First, it was the banks. Not all banks—let’s be sure to remember that there are hundreds of banks across the country that have not acted irresponsibly and continue to do right by their customers. You all know which ones I’m talking about. They are largely responsible for the mess our economy is in. Our government was glad to set up a program with around $900 billion in it and the banks were supposed to use that money to keep the credit markets open. They haven’t done that. In fact, it’s hard to get a straight answer on exactly what has been going on with all that money.

Next, it was the car companies. GM, the largest selling automobile manufacturer in the world, can’t manage to stay afloat. How can that be? Polls show that the American people are overwhelmingly against giving money to the automakers. Lots of smart people say the best way for them to get out of their current situation is to file Chapter 7 bankruptcy, which would allow them to reorganize their debts, as well as renegotiate some pretty onerous union contracts. The Congress (barely) did the people’s business and refused to pass the bailout, but President Bush decided he knows better and gave them the money anyway.

I heard on the news yesterday that there are groups in the housing industry who are petitioning the government for some bailout money. Heck, why not? As long as we’re going to dump capitalism, you better get in line before the money dries up.

So, I recommend we all write to our congressional representatives and demand a bailout for you. Surely this economy has meant a downturn in your income. You deserve a bailout.

Not just you, either. Trade show attendance is down. I think the government needs to start cutting checks to all of the big trade shows. After all, it’s not their fault that you all can’t afford to go this year.

How about those of us who publish B-to-B magazines. This economy isn’t a walk in the park for us, either. As long as I’m asking the government for a bailout for you, couldn’t you put in a good word for me?

And, what about all of the people you do business with? Shouldn’t your local equipment dealer be getting a little government bailout?

How about the local truck dealership? You didn’t buy that new truck this year, so his kids aren’t going to camp this summer. Wait a minute, we already gave money to the auto industry. Will any of that money be given to the folks at the dealership? No, probably not. Let’s get them some!

With fewer customers, you’re burning less fuel. Shouldn’t your local gas station be getting some government assistance?

What about Starbucks? If you’re cutting back on lattes, I think we need to be mindful of how that affects the local coffee barista. Give them some dough.

Do you see where this ends?

I’ve talked with hundreds of you over the course of the last year. Most of you are feeling a little pinch (or a big pinch), but you’re doing what you must to get by. The smarter ones are using this economy as an opportunity, grabbing market share while some of your competitors are running scared. That’s the way a free, capitalistic market is supposed to work.

We are standing on a very slippery slope right now. Let’s hope Congress and the new administration listens to the will of the people and stops this bailout nonsense.
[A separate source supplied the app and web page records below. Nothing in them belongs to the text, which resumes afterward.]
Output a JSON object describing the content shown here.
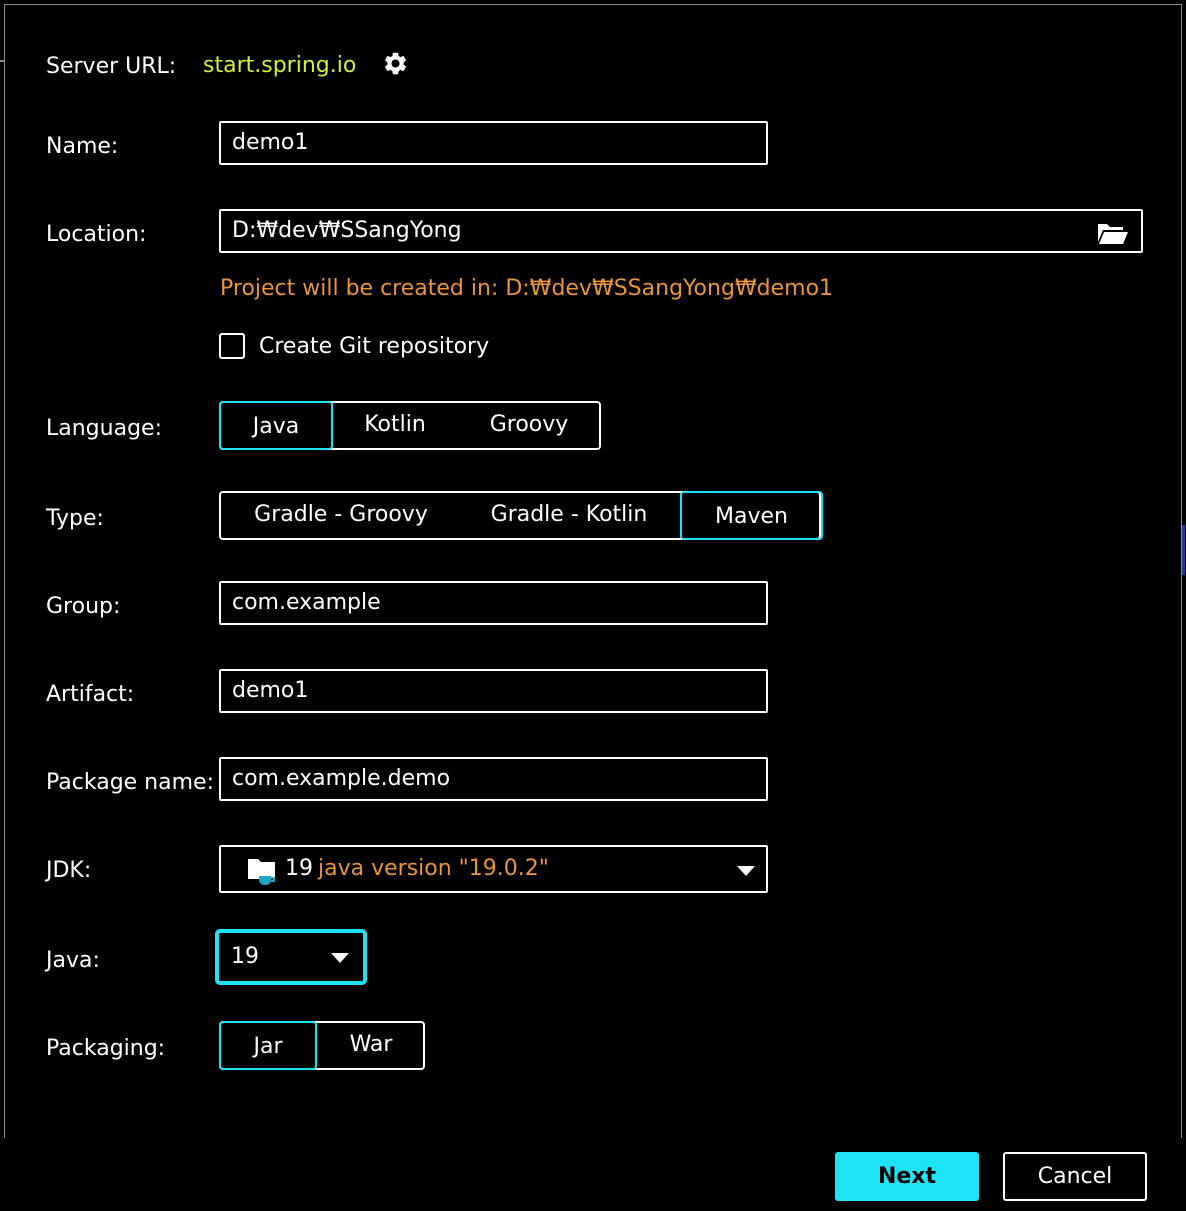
{
  "server": {
    "label": "Server URL:",
    "url": "start.spring.io",
    "settings_icon": "gear-icon"
  },
  "name": {
    "label": "Name:",
    "value": "demo1"
  },
  "location": {
    "label": "Location:",
    "value": "D:₩dev₩SSangYong",
    "browse_icon": "folder-open-icon",
    "hint": "Project will be created in: D:₩dev₩SSangYong₩demo1"
  },
  "git": {
    "label": "Create Git repository",
    "checked": false
  },
  "language": {
    "label": "Language:",
    "options": [
      "Java",
      "Kotlin",
      "Groovy"
    ],
    "selected": "Java"
  },
  "type": {
    "label": "Type:",
    "options": [
      "Gradle - Groovy",
      "Gradle - Kotlin",
      "Maven"
    ],
    "selected": "Maven"
  },
  "group": {
    "label": "Group:",
    "value": "com.example"
  },
  "artifact": {
    "label": "Artifact:",
    "value": "demo1"
  },
  "package": {
    "label": "Package name:",
    "value": "com.example.demo"
  },
  "jdk": {
    "label": "JDK:",
    "number": "19",
    "version": "java version \"19.0.2\"",
    "icon": "jdk-folder-icon"
  },
  "java": {
    "label": "Java:",
    "value": "19"
  },
  "packaging": {
    "label": "Packaging:",
    "options": [
      "Jar",
      "War"
    ],
    "selected": "Jar"
  },
  "buttons": {
    "next": "Next",
    "cancel": "Cancel"
  },
  "colors": {
    "accent": "#1ee3f5",
    "link": "#d8ec3a",
    "hint": "#e8943a",
    "background": "#000000",
    "foreground": "#ffffff"
  }
}
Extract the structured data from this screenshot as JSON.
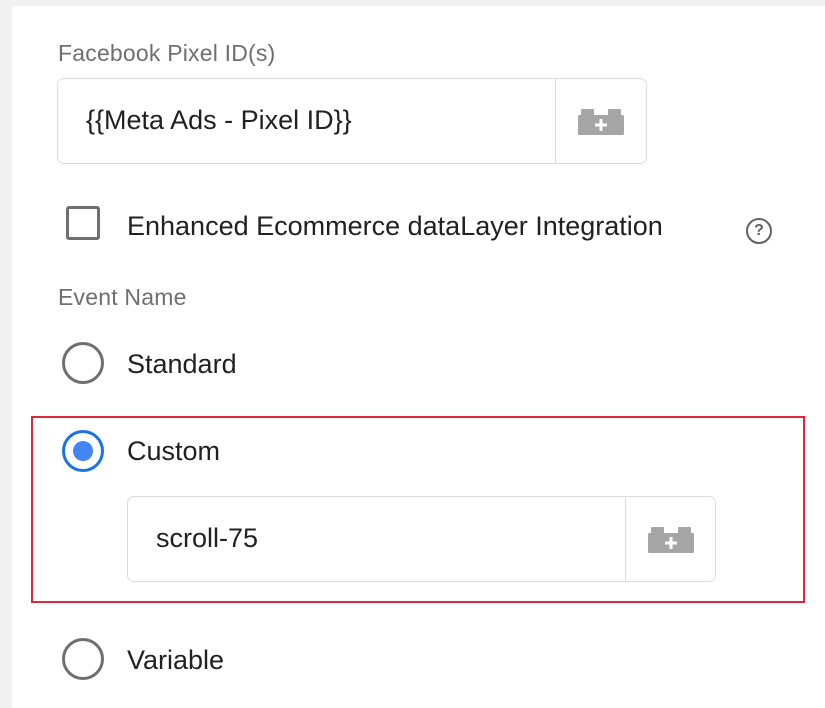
{
  "pixel_field": {
    "label": "Facebook Pixel ID(s)",
    "value": "{{Meta Ads - Pixel ID}}"
  },
  "enhanced_ecommerce": {
    "label": "Enhanced Ecommerce dataLayer Integration",
    "checked": false,
    "help_icon": "?"
  },
  "event_name": {
    "label": "Event Name",
    "options": [
      {
        "label": "Standard",
        "selected": false
      },
      {
        "label": "Custom",
        "selected": true
      },
      {
        "label": "Variable",
        "selected": false
      }
    ],
    "custom_value": "scroll-75"
  },
  "colors": {
    "accent": "#1a73e8",
    "highlight": "#e0263b",
    "icon": "#a5a5a5"
  },
  "icons": {
    "variable_picker": "variable-brick-plus-icon",
    "help": "help-circle-icon"
  }
}
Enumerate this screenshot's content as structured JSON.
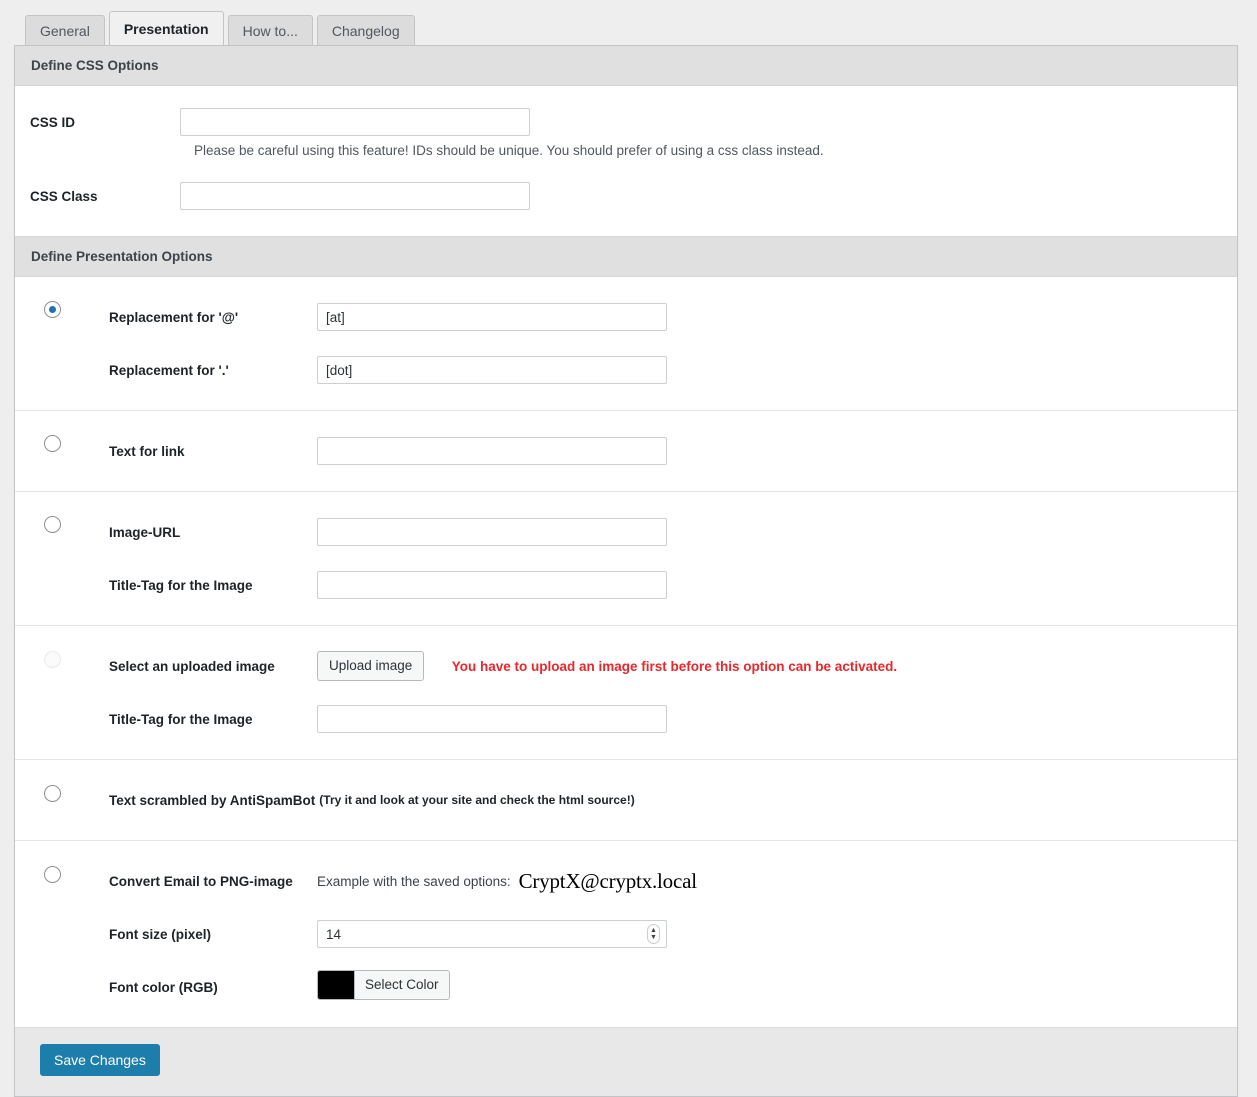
{
  "tabs": [
    {
      "label": "General",
      "active": false
    },
    {
      "label": "Presentation",
      "active": true
    },
    {
      "label": "How to...",
      "active": false
    },
    {
      "label": "Changelog",
      "active": false
    }
  ],
  "css_section": {
    "title": "Define CSS Options",
    "css_id": {
      "label": "CSS ID",
      "value": "",
      "help": "Please be careful using this feature! IDs should be unique. You should prefer of using a css class instead."
    },
    "css_class": {
      "label": "CSS Class",
      "value": ""
    }
  },
  "presentation_section": {
    "title": "Define Presentation Options",
    "options": [
      {
        "id": "replacement",
        "selected": true,
        "fields": [
          {
            "label": "Replacement for '@'",
            "value": "[at]"
          },
          {
            "label": "Replacement for '.'",
            "value": "[dot]"
          }
        ]
      },
      {
        "id": "text-link",
        "selected": false,
        "fields": [
          {
            "label": "Text for link",
            "value": ""
          }
        ]
      },
      {
        "id": "image-url",
        "selected": false,
        "fields": [
          {
            "label": "Image-URL",
            "value": ""
          },
          {
            "label": "Title-Tag for the Image",
            "value": ""
          }
        ]
      },
      {
        "id": "uploaded-image",
        "selected": false,
        "disabled": true,
        "label": "Select an uploaded image",
        "upload_button": "Upload image",
        "warning": "You have to upload an image first before this option can be activated.",
        "title_tag": {
          "label": "Title-Tag for the Image",
          "value": ""
        }
      },
      {
        "id": "antispambot",
        "selected": false,
        "label": "Text scrambled by AntiSpamBot",
        "note": "(Try it and look at your site and check the html source!)"
      },
      {
        "id": "png-image",
        "selected": false,
        "label": "Convert Email to PNG-image",
        "example_label": "Example with the saved options:",
        "example_email": "CryptX@cryptx.local",
        "font_size": {
          "label": "Font size (pixel)",
          "value": "14"
        },
        "font_color": {
          "label": "Font color (RGB)",
          "button": "Select Color",
          "swatch": "#000000"
        }
      }
    ]
  },
  "footer": {
    "save_label": "Save Changes",
    "accent": "#1d7eab"
  }
}
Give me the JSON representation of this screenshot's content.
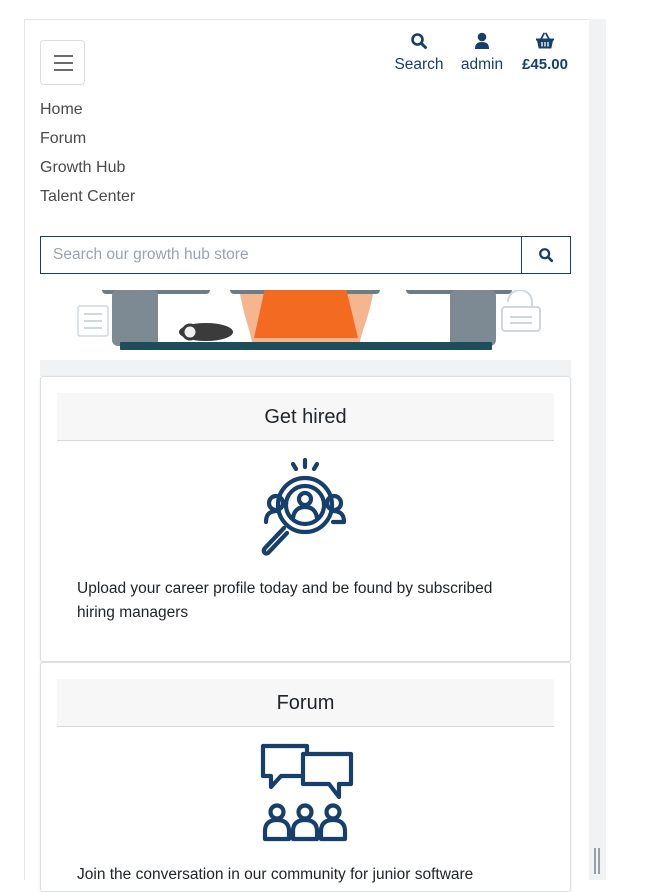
{
  "header": {
    "menu_icon": "hamburger-icon",
    "links": [
      {
        "label": "Search",
        "icon": "search-icon"
      },
      {
        "label": "admin",
        "icon": "user-icon"
      },
      {
        "label": "£45.00",
        "icon": "basket-icon"
      }
    ]
  },
  "nav": {
    "items": [
      {
        "label": "Home"
      },
      {
        "label": "Forum"
      },
      {
        "label": "Growth Hub"
      },
      {
        "label": "Talent Center"
      }
    ]
  },
  "search": {
    "placeholder": "Search our growth hub store",
    "value": "",
    "button_icon": "search-icon"
  },
  "cards": [
    {
      "title": "Get hired",
      "icon": "recruitment-magnifier-icon",
      "text": "Upload your career profile today and be found by subscribed hiring managers"
    },
    {
      "title": "Forum",
      "icon": "community-chat-icon",
      "text": "Join the conversation in our community for junior software"
    }
  ],
  "colors": {
    "brand": "#173f6b",
    "hero_accent": "#f26b21",
    "page_bg": "#ffffff",
    "gutter": "#f1f2f4"
  }
}
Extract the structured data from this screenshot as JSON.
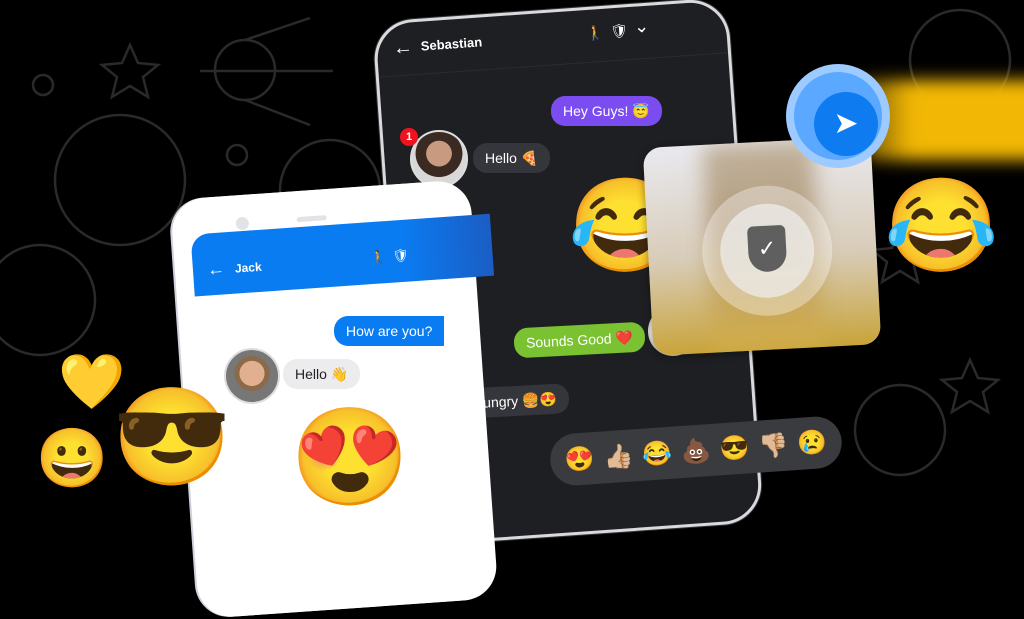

As was proven back in the 1930s and ‘40s, the government can’t give out enough money to stimulate the economy back to health. None of Roosevelt’s programs did a thing to change the economy (it’s true, look it up). Getting us into World War II did that. Want some more examples? How about the Soviet Union. How about Cuba? Heck, even China got the message and is prospering because of their turning away from socialism and government control and turning towards capitalism and entrepreneurship.

We don’t need a bailout in this industry or in any other. Hard work is what will get our economy humming again. It’s the only thing that works every time.